There’s nothing worse than when you are laying in bed at night just about to drift off to sleep and your cat decides to tear through the house like he’s chasing a ghost. Cats need exercise and stimulation throughout the day to ensure a restful sleep at night. Consider a cat food puzzle toy to make eating more of a game or challenge. Interactive toys, like a laser pointer or a Pounce toy are great ways to stimulate your cats body and mind. It’s easy to think a cat is a “self-sufficient” pet, but they want companionship from their human friends just as much as we do!
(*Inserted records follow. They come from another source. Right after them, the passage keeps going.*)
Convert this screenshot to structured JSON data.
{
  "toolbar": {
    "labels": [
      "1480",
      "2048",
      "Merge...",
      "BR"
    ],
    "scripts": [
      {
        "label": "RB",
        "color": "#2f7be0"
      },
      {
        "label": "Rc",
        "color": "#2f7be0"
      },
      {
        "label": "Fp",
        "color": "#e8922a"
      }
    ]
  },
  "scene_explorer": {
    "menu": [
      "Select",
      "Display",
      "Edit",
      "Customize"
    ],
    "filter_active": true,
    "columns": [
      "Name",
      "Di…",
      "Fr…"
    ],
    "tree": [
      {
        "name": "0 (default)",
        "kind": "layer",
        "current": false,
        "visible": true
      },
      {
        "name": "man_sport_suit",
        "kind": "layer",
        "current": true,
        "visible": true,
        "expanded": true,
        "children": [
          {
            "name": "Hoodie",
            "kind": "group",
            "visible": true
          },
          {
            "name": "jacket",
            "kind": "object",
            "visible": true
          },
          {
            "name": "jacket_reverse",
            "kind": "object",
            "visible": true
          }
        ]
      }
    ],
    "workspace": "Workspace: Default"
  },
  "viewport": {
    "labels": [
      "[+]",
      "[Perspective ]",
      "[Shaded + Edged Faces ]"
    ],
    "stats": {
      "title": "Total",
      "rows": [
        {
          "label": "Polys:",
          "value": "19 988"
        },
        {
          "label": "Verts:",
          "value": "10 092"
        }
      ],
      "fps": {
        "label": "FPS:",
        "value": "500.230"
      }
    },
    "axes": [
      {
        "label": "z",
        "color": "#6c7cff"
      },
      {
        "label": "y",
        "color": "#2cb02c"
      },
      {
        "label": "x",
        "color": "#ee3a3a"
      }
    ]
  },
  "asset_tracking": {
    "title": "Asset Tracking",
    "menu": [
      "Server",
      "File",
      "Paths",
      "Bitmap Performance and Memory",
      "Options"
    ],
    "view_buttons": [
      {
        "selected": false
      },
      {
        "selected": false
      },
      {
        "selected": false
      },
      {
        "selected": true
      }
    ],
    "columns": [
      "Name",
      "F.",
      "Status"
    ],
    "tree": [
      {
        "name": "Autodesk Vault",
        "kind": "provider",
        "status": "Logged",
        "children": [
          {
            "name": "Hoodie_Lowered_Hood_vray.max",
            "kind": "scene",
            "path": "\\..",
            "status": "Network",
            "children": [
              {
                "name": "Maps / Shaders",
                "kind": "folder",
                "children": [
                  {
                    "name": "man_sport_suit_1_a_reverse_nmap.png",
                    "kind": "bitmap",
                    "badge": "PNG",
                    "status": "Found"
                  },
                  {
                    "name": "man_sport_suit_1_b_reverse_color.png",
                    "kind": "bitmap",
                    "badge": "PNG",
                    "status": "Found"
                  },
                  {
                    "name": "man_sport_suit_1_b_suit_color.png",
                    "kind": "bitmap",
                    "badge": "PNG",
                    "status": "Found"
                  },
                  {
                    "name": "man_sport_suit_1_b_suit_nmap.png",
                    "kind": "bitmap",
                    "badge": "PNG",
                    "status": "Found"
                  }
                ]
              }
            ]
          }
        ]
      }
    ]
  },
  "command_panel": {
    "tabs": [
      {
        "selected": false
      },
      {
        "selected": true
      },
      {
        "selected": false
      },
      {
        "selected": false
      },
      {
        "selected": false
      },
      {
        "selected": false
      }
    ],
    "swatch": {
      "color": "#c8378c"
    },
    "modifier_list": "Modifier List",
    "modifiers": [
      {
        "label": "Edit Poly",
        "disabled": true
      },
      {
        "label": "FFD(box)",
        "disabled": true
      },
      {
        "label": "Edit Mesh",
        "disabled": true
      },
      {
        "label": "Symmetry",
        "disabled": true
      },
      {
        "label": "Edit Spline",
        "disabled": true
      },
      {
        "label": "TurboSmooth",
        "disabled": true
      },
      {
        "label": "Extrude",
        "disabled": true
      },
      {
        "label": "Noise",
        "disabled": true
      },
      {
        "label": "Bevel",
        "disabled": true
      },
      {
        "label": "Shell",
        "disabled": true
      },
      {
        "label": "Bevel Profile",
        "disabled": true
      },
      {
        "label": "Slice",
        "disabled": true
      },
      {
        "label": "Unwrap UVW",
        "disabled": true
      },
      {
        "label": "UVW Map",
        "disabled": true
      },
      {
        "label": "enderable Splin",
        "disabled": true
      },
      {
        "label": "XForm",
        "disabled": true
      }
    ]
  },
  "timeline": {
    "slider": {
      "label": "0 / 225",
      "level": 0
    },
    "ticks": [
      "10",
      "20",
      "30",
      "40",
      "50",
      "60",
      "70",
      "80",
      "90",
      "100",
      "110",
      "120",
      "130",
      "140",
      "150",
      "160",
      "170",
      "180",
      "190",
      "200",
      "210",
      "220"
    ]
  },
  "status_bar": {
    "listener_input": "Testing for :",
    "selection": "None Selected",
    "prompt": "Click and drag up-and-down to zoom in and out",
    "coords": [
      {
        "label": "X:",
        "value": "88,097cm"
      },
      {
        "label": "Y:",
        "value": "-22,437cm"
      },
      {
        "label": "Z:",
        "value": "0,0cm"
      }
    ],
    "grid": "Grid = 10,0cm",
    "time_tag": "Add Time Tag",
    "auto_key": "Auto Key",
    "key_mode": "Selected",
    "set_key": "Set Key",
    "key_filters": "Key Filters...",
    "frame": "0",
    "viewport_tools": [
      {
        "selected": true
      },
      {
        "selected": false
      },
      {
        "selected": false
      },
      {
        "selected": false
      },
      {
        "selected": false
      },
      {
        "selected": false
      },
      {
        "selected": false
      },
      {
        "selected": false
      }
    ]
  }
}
By the time a new year arrives, the temperature is frigid in Iowa. It’s easy for us to fall into a routine of warming up under a blanket by the fire or reading a book with a cup of coffee. Many times, our pets don’t want to go outside any more than we do. When we become sedentary, it can be harsh on our joints. This is also true for our pets. Just like our doctor’s encourage us to get exercise and take vitamins, there are several things you can do to keep your pet’s joints healthy as well.
1. Exercise. Take advantage of those warm, sunny days when they are here by taking your dog for a short walk. Keep your dog active
indoors with interactive games. Try hiding treats throughout the house and encourage him to sniff out the treats. Play fetch or tug if you have a room big enough. Doggy daycare is another good way to get them exercise and stimulation with other dogs.
2. Synovi G4: This is a chewable supplement filled with glucosamine, turmeric and antioxidants to help keep your pet’s joints healthy. It’s as easy as giving him a treat! We carry these supplements in the clinic and are easily purchased with a prescription at SDMVC.
3. Acupuncture: This can help with a variety of health problems in pets. Acupuncture is performed by the insertion of fine needles into specific points on the body to stimulate specific points on the body. It can be very beneficial for dogs that have joint pain. Dr. Mullins does acupuncture at South Des Moines Veterinary Center on Mondays and Wednesdays.
4. Therapeutics: We have a wide variety of prescription medications that can help your dog’s joints if needed from anti-inflammatory medications to pain medications.
If you would like to discuss your pet’s joint health care, set up an appointment today!
National Kids and Pets Day is a fun day to celebrate the special bond that is held between our pets and kids. It also reminds us what pets can teach our children as they grow up.
RESPONSIBILITY: If your child is old enough to get involved with activities taking care of your pet, let her help! She can fill the water bowl, brush the fur, or help pick up the pet toys. As she grows older, she can assist with the feeding schedule, clean up feces from the yard, and even help with training.
COMPASSION: The compassion and nurturing that a child can learn from a pet will extend to other people as they grow, and even to their own kids one day.
HEALTH: In a world where technology is king, having pets can be a positive distraction from our devices. It’s also a great way to encourage the kids to get outside more!
SOCIAL: A pet can help teach a child social skills and build their confidence. Is your child learning how to read? Have her read a story to the cat! What’s better than having a best friend to talk to who will never judge you?
SAFETY: A pet helps teach our kids how to be safe with animals. As parents, it’s our responsibility to teach our kids how to interact with animals appropriately and always supervise their interactions. If you meet a new dog on a walk, does your child know to ask permission first before petting?
Thinking about adding a furry companion to your family? Consider adoption first.